**What you have to do**
Write out the line that holds "Decode this image" together with every line that follows it to the end of the material below, exactly. Omit the pictures.

**Material shown**
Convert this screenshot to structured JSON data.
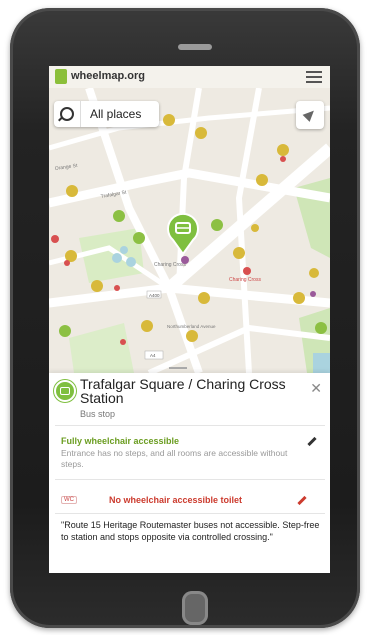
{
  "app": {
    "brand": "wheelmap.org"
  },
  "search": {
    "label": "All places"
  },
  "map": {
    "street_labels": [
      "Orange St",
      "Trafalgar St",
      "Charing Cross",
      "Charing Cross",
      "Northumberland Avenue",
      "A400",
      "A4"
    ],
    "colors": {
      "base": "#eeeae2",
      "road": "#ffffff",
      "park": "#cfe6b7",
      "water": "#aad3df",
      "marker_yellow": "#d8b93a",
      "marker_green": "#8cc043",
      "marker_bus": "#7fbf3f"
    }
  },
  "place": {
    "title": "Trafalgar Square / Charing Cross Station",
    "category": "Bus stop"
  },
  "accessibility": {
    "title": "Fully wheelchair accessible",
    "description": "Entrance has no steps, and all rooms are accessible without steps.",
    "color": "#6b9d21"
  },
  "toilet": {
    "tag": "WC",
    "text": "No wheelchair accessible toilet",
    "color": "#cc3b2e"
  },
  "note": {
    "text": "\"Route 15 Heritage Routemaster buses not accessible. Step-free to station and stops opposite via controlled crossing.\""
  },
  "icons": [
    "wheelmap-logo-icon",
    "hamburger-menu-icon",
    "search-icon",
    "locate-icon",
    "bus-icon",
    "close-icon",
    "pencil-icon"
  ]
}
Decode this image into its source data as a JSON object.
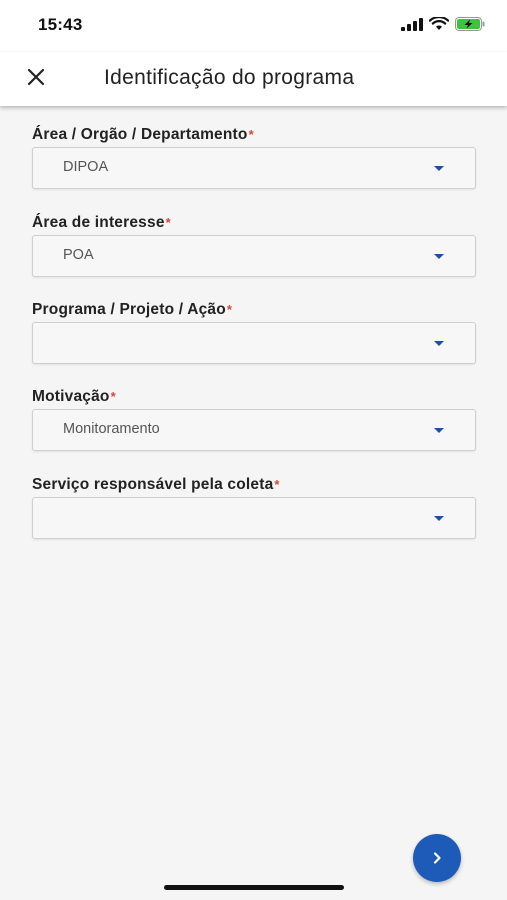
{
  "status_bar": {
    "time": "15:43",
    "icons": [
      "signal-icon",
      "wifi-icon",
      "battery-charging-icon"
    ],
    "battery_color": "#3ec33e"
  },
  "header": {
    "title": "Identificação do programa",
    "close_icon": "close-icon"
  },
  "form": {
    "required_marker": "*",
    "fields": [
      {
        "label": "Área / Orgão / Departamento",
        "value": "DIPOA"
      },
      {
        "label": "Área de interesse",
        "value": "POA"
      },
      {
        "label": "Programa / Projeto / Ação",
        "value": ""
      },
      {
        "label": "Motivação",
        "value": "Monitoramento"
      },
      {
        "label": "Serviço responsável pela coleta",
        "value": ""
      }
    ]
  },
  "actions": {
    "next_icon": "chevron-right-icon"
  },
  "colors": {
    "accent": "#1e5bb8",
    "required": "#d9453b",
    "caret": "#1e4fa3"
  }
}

**Response to the exercise**
Decode this image into its source data as a JSON object.
{
  "status_bar": {
    "time": "15:43",
    "icons": [
      "signal-icon",
      "wifi-icon",
      "battery-charging-icon"
    ],
    "battery_color": "#3ec33e"
  },
  "header": {
    "title": "Identificação do programa",
    "close_icon": "close-icon"
  },
  "form": {
    "required_marker": "*",
    "fields": [
      {
        "label": "Área / Orgão / Departamento",
        "value": "DIPOA"
      },
      {
        "label": "Área de interesse",
        "value": "POA"
      },
      {
        "label": "Programa / Projeto / Ação",
        "value": ""
      },
      {
        "label": "Motivação",
        "value": "Monitoramento"
      },
      {
        "label": "Serviço responsável pela coleta",
        "value": ""
      }
    ]
  },
  "actions": {
    "next_icon": "chevron-right-icon"
  },
  "colors": {
    "accent": "#1e5bb8",
    "required": "#d9453b",
    "caret": "#1e4fa3"
  }
}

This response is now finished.